You remember how the lens squeezed
unimportant details into stillness:
the essential trail of rain down glass,
the plummet of autumn-dead leaves,
your grandfather’s last blink when
the breath moved on.
Your startled hands compressed
the shutter when you realized: this is it,
this is the last movement he will take
away from the silent fall of morphine,
beyond the soft gasp of the nurse,
past the sick, slow thud of your heart
moving in the luminous silence.
© 2005 Christine Klocek-Lim — This poem appeared on the Guardian Poetry Workshop’s shortlist in December 2005 for Lucy Newlyn’s exercise on “inscape” poetry.
To me, this may be the finest of your poems…that I’ve seen. Fantastic.
how beautiful — no more words needed
A very, beautiful write about death.
ditto all the above!
this is moving. thank you so much for your comments. i appreciate them 🙂
Thank you so much, everyone. I really appreciate you taking the time to come by and comment.I posted this as an experiment, but didn’t quite get the rest of it up yet. Hope to have an audio recording of me reading this in a day or so. . . Have to wait for my tech guy (dear hubby) to help. 🙂
This is a painful piece – so true and full of the escape of life.
Your poetry is verry good . I did enjoy reading it and the pictures are good, did you take them?
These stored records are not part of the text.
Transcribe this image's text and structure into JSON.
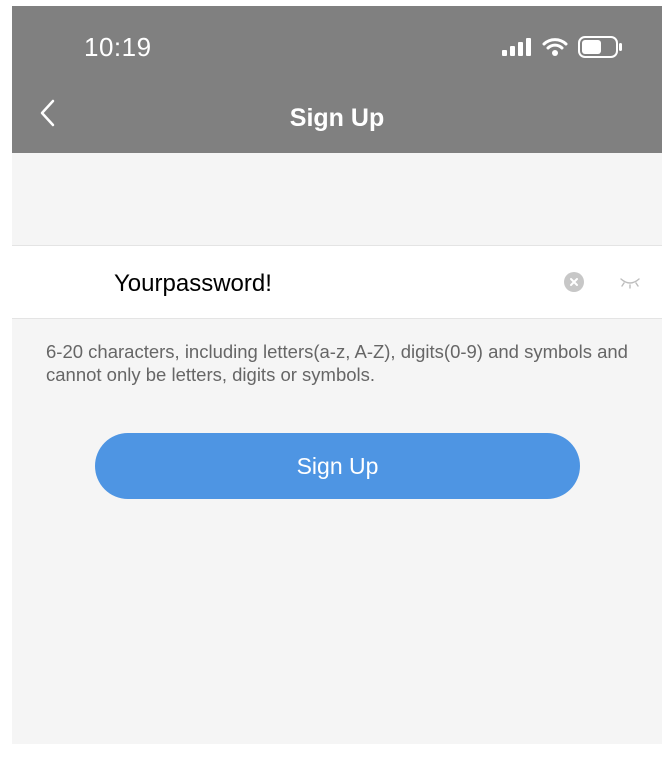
{
  "status_bar": {
    "time": "10:19",
    "icons": [
      "signal-icon",
      "wifi-icon",
      "battery-icon"
    ]
  },
  "nav": {
    "back_icon": "chevron-left-icon",
    "title": "Sign Up"
  },
  "password": {
    "value": "Yourpassword!",
    "clear_icon": "clear-icon",
    "visibility_icon": "eye-closed-icon"
  },
  "hint": "6-20 characters, including letters(a-z, A-Z), digits(0-9) and symbols and cannot only be letters, digits or symbols.",
  "submit": {
    "label": "Sign Up"
  },
  "colors": {
    "header_bg": "#808080",
    "page_bg": "#f5f5f5",
    "button_bg": "#4e95e3",
    "hint_text": "#666666"
  }
}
Nick, thank you for reading. :-)David, I’m pleased you enjoyed the poems. And yes, I’ve taken all the photos on the blog. Thank you for asking!